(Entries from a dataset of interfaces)
■ ■ ■ ■ ■

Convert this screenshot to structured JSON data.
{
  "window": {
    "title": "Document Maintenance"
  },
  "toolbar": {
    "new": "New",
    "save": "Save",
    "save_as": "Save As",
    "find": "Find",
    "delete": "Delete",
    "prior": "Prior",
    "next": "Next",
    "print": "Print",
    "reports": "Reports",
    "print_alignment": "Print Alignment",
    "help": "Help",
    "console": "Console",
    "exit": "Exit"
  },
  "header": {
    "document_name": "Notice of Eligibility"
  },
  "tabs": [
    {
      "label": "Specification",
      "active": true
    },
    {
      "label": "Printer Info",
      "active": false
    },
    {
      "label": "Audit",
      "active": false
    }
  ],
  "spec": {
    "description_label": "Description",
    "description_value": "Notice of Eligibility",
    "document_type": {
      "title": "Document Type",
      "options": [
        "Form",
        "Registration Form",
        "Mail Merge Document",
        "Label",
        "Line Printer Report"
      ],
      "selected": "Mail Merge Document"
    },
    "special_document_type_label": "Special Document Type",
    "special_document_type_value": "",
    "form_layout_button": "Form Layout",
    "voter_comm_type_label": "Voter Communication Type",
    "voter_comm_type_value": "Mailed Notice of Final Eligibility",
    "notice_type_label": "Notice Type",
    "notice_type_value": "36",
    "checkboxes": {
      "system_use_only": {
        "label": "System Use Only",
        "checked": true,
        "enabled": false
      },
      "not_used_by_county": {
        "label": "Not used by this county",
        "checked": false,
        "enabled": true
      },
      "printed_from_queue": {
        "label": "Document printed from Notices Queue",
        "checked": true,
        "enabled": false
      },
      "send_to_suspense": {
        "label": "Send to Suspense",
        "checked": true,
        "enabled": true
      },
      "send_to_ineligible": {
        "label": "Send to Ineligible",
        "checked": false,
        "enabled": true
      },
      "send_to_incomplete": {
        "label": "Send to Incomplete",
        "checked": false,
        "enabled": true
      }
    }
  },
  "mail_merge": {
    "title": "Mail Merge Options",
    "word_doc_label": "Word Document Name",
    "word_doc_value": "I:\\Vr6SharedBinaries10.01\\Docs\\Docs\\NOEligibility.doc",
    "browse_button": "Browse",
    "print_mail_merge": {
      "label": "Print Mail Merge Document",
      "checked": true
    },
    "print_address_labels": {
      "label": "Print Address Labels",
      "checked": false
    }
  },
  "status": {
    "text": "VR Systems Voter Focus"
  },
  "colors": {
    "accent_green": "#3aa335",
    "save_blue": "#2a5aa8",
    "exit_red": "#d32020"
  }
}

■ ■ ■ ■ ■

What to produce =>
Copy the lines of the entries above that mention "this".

Exercise solution =>
Convert this screenshot to structured JSON data.
        "label": "Not used by this county",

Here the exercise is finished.